→ **What you need to do**: Copy the entries exactly, leaving out nothing.

→ **Information**:
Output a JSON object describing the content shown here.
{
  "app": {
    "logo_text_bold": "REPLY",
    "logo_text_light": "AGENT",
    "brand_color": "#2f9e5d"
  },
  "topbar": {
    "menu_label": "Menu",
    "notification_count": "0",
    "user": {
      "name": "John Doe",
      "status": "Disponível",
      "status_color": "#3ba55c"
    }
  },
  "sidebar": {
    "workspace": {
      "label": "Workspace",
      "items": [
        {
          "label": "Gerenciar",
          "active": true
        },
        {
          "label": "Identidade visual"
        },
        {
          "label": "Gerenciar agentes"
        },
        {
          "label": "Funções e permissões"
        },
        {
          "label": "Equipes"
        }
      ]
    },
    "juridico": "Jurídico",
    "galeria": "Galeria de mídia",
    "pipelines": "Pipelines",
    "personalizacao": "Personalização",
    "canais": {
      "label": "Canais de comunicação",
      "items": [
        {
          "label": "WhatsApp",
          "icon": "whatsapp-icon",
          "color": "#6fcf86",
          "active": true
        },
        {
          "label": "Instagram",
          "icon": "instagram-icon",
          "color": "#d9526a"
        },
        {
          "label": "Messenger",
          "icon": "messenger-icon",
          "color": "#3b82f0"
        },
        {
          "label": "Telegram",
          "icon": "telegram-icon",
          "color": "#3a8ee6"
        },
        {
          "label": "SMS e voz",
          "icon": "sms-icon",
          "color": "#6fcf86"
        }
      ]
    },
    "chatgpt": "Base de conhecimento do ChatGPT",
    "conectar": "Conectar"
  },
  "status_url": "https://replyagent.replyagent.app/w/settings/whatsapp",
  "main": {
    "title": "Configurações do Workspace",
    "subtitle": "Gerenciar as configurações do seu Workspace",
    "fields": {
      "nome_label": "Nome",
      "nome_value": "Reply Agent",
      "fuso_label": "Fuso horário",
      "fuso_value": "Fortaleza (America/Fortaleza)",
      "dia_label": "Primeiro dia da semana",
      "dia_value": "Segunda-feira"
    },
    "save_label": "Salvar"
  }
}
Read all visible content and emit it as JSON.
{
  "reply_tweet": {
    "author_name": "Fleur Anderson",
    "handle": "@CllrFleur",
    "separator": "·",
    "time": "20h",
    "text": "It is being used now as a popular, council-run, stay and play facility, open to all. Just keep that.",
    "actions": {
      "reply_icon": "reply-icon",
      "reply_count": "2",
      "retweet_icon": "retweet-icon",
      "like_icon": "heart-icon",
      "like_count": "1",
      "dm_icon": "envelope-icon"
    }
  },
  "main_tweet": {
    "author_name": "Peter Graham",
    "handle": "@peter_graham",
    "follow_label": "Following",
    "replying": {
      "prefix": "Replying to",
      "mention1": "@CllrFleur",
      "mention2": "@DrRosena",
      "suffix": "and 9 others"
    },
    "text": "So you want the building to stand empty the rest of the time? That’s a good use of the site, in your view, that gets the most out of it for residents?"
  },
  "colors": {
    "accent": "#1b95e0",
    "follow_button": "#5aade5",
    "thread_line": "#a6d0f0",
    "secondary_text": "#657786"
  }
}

→ **Task result**:
Output a JSON object describing the content shown here.
{
  "app": {
    "logo_text_bold": "REPLY",
    "logo_text_light": "AGENT",
    "brand_color": "#2f9e5d"
  },
  "topbar": {
    "menu_label": "Menu",
    "notification_count": "0",
    "user": {
      "name": "John Doe",
      "status": "Disponível",
      "status_color": "#3ba55c"
    }
  },
  "sidebar": {
    "workspace": {
      "label": "Workspace",
      "items": [
        {
          "label": "Gerenciar",
          "active": true
        },
        {
          "label": "Identidade visual"
        },
        {
          "label": "Gerenciar agentes"
        },
        {
          "label": "Funções e permissões"
        },
        {
          "label": "Equipes"
        }
      ]
    },
    "juridico": "Jurídico",
    "galeria": "Galeria de mídia",
    "pipelines": "Pipelines",
    "personalizacao": "Personalização",
    "canais": {
      "label": "Canais de comunicação",
      "items": [
        {
          "label": "WhatsApp",
          "icon": "whatsapp-icon",
          "color": "#6fcf86",
          "active": true
        },
        {
          "label": "Instagram",
          "icon": "instagram-icon",
          "color": "#d9526a"
        },
        {
          "label": "Messenger",
          "icon": "messenger-icon",
          "color": "#3b82f0"
        },
        {
          "label": "Telegram",
          "icon": "telegram-icon",
          "color": "#3a8ee6"
        },
        {
          "label": "SMS e voz",
          "icon": "sms-icon",
          "color": "#6fcf86"
        }
      ]
    },
    "chatgpt": "Base de conhecimento do ChatGPT",
    "conectar": "Conectar"
  },
  "status_url": "https://replyagent.replyagent.app/w/settings/whatsapp",
  "main": {
    "title": "Configurações do Workspace",
    "subtitle": "Gerenciar as configurações do seu Workspace",
    "fields": {
      "nome_label": "Nome",
      "nome_value": "Reply Agent",
      "fuso_label": "Fuso horário",
      "fuso_value": "Fortaleza (America/Fortaleza)",
      "dia_label": "Primeiro dia da semana",
      "dia_value": "Segunda-feira"
    },
    "save_label": "Salvar"
  }
}
Read all visible content and emit it as JSON.
{
  "reply_tweet": {
    "author_name": "Fleur Anderson",
    "handle": "@CllrFleur",
    "separator": "·",
    "time": "20h",
    "text": "It is being used now as a popular, council-run, stay and play facility, open to all. Just keep that.",
    "actions": {
      "reply_icon": "reply-icon",
      "reply_count": "2",
      "retweet_icon": "retweet-icon",
      "like_icon": "heart-icon",
      "like_count": "1",
      "dm_icon": "envelope-icon"
    }
  },
  "main_tweet": {
    "author_name": "Peter Graham",
    "handle": "@peter_graham",
    "follow_label": "Following",
    "replying": {
      "prefix": "Replying to",
      "mention1": "@CllrFleur",
      "mention2": "@DrRosena",
      "suffix": "and 9 others"
    },
    "text": "So you want the building to stand empty the rest of the time? That’s a good use of the site, in your view, that gets the most out of it for residents?"
  },
  "colors": {
    "accent": "#1b95e0",
    "follow_button": "#5aade5",
    "thread_line": "#a6d0f0",
    "secondary_text": "#657786"
  }
}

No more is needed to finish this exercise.